| WHAT IS NEEDED |
Filter this material down to the lines that hold "will", copying each one.

| INFORMATION |
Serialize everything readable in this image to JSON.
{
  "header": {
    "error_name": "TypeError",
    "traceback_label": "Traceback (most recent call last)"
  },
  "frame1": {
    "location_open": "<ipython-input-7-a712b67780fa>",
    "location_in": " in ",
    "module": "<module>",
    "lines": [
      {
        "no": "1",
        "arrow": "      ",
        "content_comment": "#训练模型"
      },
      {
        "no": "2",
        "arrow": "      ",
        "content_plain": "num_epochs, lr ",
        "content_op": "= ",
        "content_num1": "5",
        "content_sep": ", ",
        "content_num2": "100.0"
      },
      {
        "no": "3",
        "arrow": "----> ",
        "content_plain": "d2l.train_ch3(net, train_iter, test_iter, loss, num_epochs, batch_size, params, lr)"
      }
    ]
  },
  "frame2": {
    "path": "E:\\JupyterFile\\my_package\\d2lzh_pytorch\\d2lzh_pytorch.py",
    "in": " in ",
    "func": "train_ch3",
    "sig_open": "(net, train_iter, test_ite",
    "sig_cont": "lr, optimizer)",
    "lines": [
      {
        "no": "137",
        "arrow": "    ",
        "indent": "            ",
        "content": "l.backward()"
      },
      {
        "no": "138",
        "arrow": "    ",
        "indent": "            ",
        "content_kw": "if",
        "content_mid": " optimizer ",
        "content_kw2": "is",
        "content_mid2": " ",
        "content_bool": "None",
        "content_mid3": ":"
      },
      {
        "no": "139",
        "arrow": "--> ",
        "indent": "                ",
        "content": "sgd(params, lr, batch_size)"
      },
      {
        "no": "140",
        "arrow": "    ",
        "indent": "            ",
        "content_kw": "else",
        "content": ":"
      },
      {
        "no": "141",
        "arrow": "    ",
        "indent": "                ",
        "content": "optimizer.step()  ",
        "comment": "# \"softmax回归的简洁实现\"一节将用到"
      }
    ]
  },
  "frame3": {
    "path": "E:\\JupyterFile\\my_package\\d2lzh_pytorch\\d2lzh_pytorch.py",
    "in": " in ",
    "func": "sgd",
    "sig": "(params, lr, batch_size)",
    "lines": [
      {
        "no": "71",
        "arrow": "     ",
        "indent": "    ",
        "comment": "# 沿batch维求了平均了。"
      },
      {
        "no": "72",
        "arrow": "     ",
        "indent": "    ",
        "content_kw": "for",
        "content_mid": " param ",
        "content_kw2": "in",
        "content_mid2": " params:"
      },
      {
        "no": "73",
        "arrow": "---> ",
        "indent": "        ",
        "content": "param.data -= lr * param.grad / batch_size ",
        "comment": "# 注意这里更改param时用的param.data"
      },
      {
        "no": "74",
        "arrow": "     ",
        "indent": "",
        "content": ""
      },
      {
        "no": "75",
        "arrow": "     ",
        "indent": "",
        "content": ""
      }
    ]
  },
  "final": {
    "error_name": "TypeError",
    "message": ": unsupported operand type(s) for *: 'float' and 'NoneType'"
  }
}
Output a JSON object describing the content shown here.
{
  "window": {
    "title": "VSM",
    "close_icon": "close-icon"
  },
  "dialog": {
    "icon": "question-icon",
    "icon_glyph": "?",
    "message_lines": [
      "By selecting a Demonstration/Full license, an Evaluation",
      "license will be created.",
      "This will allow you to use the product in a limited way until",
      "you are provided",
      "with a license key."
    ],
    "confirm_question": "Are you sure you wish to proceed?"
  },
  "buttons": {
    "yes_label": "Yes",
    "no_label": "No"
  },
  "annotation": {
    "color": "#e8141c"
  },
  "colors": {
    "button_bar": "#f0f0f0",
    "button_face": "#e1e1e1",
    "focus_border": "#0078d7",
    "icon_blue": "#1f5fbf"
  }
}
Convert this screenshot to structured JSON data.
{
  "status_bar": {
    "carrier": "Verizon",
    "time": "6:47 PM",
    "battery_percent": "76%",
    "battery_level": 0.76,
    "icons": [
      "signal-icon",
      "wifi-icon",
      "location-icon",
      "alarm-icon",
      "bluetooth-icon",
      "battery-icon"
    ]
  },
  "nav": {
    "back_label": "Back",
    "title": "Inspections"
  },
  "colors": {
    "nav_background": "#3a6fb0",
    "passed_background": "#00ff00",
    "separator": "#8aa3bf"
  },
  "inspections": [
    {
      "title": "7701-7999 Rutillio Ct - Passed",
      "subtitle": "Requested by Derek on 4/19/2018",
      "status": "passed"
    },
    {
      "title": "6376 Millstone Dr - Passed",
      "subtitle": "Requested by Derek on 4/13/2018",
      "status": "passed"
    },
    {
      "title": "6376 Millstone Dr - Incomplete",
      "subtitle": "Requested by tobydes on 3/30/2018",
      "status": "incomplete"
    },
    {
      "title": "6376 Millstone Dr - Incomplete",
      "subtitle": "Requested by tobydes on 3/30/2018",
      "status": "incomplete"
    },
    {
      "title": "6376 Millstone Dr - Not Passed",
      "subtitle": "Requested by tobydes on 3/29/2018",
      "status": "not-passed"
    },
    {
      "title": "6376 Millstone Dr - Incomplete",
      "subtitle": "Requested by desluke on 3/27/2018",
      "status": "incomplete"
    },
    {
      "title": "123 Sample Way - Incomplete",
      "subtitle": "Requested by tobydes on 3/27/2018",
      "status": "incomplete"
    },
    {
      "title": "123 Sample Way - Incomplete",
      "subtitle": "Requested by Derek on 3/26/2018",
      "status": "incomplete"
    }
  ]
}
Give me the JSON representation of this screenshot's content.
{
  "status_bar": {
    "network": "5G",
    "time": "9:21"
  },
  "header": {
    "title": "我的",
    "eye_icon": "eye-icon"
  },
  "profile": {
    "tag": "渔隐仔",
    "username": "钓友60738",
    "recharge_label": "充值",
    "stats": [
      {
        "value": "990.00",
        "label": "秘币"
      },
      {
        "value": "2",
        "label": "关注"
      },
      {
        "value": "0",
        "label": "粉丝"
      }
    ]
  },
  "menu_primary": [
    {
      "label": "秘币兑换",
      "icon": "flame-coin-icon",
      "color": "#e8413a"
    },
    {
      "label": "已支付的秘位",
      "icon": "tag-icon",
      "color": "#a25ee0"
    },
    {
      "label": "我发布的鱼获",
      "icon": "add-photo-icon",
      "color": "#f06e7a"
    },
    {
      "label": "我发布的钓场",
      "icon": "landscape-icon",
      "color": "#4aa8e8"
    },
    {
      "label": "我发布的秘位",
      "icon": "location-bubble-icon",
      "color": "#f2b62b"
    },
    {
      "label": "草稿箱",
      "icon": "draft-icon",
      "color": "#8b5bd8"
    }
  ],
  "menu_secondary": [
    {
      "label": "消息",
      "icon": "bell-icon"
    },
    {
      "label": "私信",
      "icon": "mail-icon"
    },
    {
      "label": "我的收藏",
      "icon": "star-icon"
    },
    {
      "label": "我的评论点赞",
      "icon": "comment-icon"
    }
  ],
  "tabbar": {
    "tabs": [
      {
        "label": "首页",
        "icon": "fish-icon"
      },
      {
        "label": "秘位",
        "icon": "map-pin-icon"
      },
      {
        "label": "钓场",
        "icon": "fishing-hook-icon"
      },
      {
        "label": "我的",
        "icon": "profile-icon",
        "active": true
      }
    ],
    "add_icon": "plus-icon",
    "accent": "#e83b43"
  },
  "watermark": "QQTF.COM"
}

| SOLUTION BELOW |
      "license will be created.",
      "This will allow you to use the product in a limited way until",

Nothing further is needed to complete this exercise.